+++ Data
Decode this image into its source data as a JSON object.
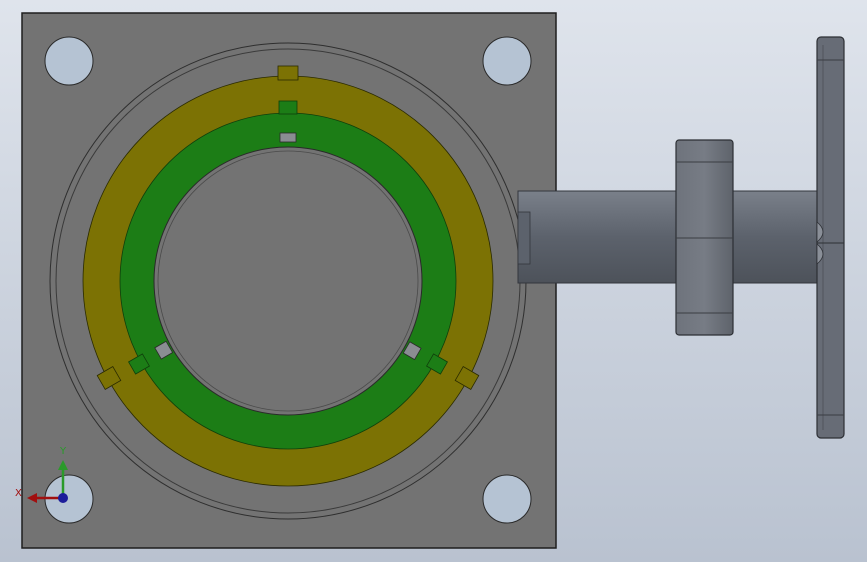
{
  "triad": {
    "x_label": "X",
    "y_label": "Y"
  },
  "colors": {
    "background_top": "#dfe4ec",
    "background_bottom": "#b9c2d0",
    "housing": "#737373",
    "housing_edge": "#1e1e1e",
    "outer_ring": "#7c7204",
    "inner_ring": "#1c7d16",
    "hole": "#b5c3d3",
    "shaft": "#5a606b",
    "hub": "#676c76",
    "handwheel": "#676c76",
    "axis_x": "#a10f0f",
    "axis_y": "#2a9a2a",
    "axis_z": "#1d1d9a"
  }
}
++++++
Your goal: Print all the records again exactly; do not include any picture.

Task answer:
Decode this image into its source data as a JSON object.
{
  "triad": {
    "x_label": "X",
    "y_label": "Y"
  },
  "colors": {
    "background_top": "#dfe4ec",
    "background_bottom": "#b9c2d0",
    "housing": "#737373",
    "housing_edge": "#1e1e1e",
    "outer_ring": "#7c7204",
    "inner_ring": "#1c7d16",
    "hole": "#b5c3d3",
    "shaft": "#5a606b",
    "hub": "#676c76",
    "handwheel": "#676c76",
    "axis_x": "#a10f0f",
    "axis_y": "#2a9a2a",
    "axis_z": "#1d1d9a"
  }
}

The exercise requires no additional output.